(Dataset rows for apps and sites)

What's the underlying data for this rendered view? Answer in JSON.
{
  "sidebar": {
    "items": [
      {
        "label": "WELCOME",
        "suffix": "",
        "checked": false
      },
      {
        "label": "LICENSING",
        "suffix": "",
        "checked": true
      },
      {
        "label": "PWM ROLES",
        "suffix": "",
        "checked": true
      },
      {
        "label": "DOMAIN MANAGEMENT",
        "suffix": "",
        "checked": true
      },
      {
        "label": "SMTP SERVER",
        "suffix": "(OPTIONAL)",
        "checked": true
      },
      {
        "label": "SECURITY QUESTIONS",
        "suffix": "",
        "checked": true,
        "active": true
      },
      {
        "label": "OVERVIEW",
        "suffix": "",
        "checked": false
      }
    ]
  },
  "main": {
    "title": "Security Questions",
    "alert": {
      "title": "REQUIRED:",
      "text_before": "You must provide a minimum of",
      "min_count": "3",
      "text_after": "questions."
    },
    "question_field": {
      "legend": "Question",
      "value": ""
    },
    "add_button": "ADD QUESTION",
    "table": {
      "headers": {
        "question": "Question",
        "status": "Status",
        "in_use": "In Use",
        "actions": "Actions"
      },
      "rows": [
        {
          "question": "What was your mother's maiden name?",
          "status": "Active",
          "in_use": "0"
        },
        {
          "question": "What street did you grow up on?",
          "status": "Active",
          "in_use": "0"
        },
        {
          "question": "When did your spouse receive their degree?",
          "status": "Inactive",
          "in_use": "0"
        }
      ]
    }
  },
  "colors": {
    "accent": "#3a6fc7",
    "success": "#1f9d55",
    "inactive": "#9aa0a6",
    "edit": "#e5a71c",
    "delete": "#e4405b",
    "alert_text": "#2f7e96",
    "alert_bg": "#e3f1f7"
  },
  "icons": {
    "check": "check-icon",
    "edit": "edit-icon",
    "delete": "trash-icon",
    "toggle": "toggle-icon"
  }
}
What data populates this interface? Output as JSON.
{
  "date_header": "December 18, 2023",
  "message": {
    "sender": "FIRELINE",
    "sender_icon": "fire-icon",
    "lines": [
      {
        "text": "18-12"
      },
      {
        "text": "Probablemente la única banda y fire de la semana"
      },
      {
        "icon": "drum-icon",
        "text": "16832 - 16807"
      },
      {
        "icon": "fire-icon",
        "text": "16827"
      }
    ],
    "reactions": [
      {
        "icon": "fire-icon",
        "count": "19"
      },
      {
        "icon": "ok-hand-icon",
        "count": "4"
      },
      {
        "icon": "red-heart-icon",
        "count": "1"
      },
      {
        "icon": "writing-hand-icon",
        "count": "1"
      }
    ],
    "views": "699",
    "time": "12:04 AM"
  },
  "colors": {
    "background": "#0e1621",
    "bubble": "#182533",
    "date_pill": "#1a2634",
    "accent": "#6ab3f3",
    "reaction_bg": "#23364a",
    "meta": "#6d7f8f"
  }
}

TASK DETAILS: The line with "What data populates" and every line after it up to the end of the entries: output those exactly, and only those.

OUTPUT FOR THIS TASK:
What data populates this interface? Output as JSON.
{
  "date_header": "December 18, 2023",
  "message": {
    "sender": "FIRELINE",
    "sender_icon": "fire-icon",
    "lines": [
      {
        "text": "18-12"
      },
      {
        "text": "Probablemente la única banda y fire de la semana"
      },
      {
        "icon": "drum-icon",
        "text": "16832 - 16807"
      },
      {
        "icon": "fire-icon",
        "text": "16827"
      }
    ],
    "reactions": [
      {
        "icon": "fire-icon",
        "count": "19"
      },
      {
        "icon": "ok-hand-icon",
        "count": "4"
      },
      {
        "icon": "red-heart-icon",
        "count": "1"
      },
      {
        "icon": "writing-hand-icon",
        "count": "1"
      }
    ],
    "views": "699",
    "time": "12:04 AM"
  },
  "colors": {
    "background": "#0e1621",
    "bubble": "#182533",
    "date_pill": "#1a2634",
    "accent": "#6ab3f3",
    "reaction_bg": "#23364a",
    "meta": "#6d7f8f"
  }
}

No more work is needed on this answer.